I live much and in great cordiality with the Drummonds who are the best people in the world. I tell Bob he is of the party I describe, an opposition to the Opposition, which is his case. Harry is a better courtier, for he has one of the best contracts that ever man had and I rejoice that it is so.
Profitable it may have been, but at times the two partners felt uneasy when they had to advance money to the Government; still, they retained the contract till the end of the war.
The Drummonds were also very big subscribers to Government loans, but how much they subscribed for themselves and how much for clients cannot be established. When on 26 Mar. 1781 Savile made a motion concerning the recent loan, its terms and distribution, George Byng stated that while ‘Mr. Drummond’s house is put down for £84,000’ (unexpectedly little seeing their credit character), subscriptions in the names of their clerks—the list was read out by him—‘stood to the amount of £438,000’.17

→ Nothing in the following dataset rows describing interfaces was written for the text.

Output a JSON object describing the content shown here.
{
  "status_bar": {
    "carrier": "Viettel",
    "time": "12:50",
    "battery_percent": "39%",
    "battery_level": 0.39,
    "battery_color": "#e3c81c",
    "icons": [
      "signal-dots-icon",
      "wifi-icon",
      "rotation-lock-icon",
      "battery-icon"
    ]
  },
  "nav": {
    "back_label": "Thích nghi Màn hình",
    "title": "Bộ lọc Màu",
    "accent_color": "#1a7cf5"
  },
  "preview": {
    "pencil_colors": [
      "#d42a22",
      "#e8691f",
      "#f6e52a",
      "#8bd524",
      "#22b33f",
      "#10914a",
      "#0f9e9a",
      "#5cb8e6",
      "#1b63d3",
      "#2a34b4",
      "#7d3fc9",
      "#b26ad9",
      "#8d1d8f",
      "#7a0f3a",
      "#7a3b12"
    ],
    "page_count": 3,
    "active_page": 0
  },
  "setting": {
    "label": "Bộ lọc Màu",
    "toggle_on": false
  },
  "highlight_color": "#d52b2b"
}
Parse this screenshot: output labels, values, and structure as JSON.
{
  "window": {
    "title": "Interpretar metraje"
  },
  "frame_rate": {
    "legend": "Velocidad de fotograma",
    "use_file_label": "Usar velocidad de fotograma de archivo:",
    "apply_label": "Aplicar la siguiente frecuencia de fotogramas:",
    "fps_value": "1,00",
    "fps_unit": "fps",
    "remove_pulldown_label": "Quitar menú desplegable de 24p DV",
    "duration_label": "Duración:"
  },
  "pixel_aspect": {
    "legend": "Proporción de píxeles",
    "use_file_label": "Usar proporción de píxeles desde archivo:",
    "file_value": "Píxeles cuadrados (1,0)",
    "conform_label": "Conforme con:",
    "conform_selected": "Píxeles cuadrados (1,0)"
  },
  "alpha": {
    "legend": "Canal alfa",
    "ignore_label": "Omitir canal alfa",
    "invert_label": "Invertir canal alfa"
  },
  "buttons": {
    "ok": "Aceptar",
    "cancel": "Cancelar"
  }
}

Drummond supported North till his fall, voting in every division for which a list is extant; voted with North against Shelburne’s peace preliminaries, 18 Feb. 1783; but was absent from the divisions on Fox’s East India bill. Friendly with Henry Dundas,18 (whose daughter Anne married his son in 1786), Drummond may well have followed his lead in politics, and by March 1784 was listed among Pitt’s supporters. Re-elected for Midhurst, he henceforth followed Pitt. No speech by Drummond is recorded.
He died 24 June 1795.
Ref Volumes: 1754-1790
Author: Edith Lady Haden-Guest
- 1. Strathallan to Robert, 12 Jan. 1745, Drummond’s Bank mss.
- 2. N.J. Archives 1757-67, p. 445; Jnl. N. J. Gov. and Council 1769-75, p. 57.
- 3. T54/41/390-3.
- 4. Ex. inf. Drummond’s Bank.
- 5. Mems. and Corresp. R. M. Keith, i. 364, 402; Add. 35505, f. 127.
- 6. Add. 35508, f. 69.
- 7. Add. 35509, f. 1.
- 8. T29/46/193.
- 9. Add. 35513, f. 108.
- 10. Ibid. f. 225.
- 11. T29/47/216, 296.
- 12. Add. 35516, f. 79.
- 13. Fortescue, v. 480.
- 14. Laprade, 55-56; Fortescue, v. 472, 481; vi. 6-7.
- 15. Fortescue, vi. 27; North to Robinson, 3 Sept. 1782, the King to Robinson, 19 Aug., 24 Oct. 1784, Abergavenny mss.
- 16. Keith Mems. 120-1.
- 17. Debrett, ii. 329.
- 18. Richard Atkinson to John Robinson, 14 Mar. 1783, 4 Sept. 1783, Abergavenny mss.